_WHAT THE EXERCISE ASKS_
Search the material below for the string "icon" and copy each line where it appears.
= Beginning of Section =
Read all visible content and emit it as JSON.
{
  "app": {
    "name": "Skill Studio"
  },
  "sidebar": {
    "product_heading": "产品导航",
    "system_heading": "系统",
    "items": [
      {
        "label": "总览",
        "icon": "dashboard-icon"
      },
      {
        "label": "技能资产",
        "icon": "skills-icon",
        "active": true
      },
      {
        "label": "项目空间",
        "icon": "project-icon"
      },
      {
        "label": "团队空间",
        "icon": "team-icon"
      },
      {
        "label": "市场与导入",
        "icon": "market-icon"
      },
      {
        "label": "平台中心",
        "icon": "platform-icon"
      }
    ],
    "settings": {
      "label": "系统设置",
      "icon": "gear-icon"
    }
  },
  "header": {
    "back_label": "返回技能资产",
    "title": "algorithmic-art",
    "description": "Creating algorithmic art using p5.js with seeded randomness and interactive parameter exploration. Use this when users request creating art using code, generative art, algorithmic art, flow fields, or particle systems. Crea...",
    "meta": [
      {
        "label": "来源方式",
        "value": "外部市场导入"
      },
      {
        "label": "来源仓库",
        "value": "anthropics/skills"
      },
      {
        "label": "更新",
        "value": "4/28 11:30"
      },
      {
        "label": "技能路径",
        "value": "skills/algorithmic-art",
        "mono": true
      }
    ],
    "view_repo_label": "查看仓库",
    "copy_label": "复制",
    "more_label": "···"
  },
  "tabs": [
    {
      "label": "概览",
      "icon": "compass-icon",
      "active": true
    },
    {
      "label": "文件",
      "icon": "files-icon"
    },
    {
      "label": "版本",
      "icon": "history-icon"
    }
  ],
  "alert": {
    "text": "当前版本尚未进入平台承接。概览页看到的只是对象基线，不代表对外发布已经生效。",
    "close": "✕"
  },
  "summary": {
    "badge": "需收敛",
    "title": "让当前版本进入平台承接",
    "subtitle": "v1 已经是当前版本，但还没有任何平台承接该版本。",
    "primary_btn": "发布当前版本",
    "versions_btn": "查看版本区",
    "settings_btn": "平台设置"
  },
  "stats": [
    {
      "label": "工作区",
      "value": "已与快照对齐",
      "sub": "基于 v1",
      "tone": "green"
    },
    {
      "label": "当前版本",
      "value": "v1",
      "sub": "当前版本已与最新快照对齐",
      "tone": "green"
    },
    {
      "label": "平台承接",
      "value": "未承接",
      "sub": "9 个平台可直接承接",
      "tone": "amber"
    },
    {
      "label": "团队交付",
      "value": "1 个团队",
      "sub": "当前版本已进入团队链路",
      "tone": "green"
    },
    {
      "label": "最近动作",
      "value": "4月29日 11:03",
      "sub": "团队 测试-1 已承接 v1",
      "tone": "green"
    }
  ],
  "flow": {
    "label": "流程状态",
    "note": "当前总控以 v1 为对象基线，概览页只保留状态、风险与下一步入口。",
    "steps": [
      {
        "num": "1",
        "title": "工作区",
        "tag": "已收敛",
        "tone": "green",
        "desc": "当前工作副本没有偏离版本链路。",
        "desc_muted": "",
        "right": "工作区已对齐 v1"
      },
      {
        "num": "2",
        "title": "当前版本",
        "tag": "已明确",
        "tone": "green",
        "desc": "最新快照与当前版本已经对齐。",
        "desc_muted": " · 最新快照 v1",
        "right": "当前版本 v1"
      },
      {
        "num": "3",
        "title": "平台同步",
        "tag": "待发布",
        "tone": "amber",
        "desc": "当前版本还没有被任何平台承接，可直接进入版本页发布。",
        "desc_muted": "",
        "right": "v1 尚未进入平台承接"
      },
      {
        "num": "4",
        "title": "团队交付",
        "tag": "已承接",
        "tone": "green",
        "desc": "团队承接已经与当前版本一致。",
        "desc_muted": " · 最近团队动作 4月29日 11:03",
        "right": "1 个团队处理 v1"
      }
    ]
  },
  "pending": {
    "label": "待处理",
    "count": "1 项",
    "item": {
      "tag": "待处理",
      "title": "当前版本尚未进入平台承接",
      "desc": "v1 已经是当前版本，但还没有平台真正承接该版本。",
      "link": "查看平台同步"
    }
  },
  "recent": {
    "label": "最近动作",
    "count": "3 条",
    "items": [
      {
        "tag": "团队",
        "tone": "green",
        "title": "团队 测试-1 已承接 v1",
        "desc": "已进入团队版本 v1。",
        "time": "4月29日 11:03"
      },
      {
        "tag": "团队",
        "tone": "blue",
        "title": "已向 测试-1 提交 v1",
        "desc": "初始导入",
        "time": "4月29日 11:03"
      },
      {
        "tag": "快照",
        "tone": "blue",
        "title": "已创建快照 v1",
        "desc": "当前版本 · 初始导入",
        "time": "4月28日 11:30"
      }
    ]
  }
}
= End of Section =
_OUTPUT BELOW_
        "icon": "dashboard-icon"
        "icon": "skills-icon",
        "icon": "project-icon"
        "icon": "team-icon"
        "icon": "market-icon"
        "icon": "platform-icon"
      "icon": "gear-icon"
      "icon": "compass-icon",
      "icon": "files-icon"
      "icon": "history-icon"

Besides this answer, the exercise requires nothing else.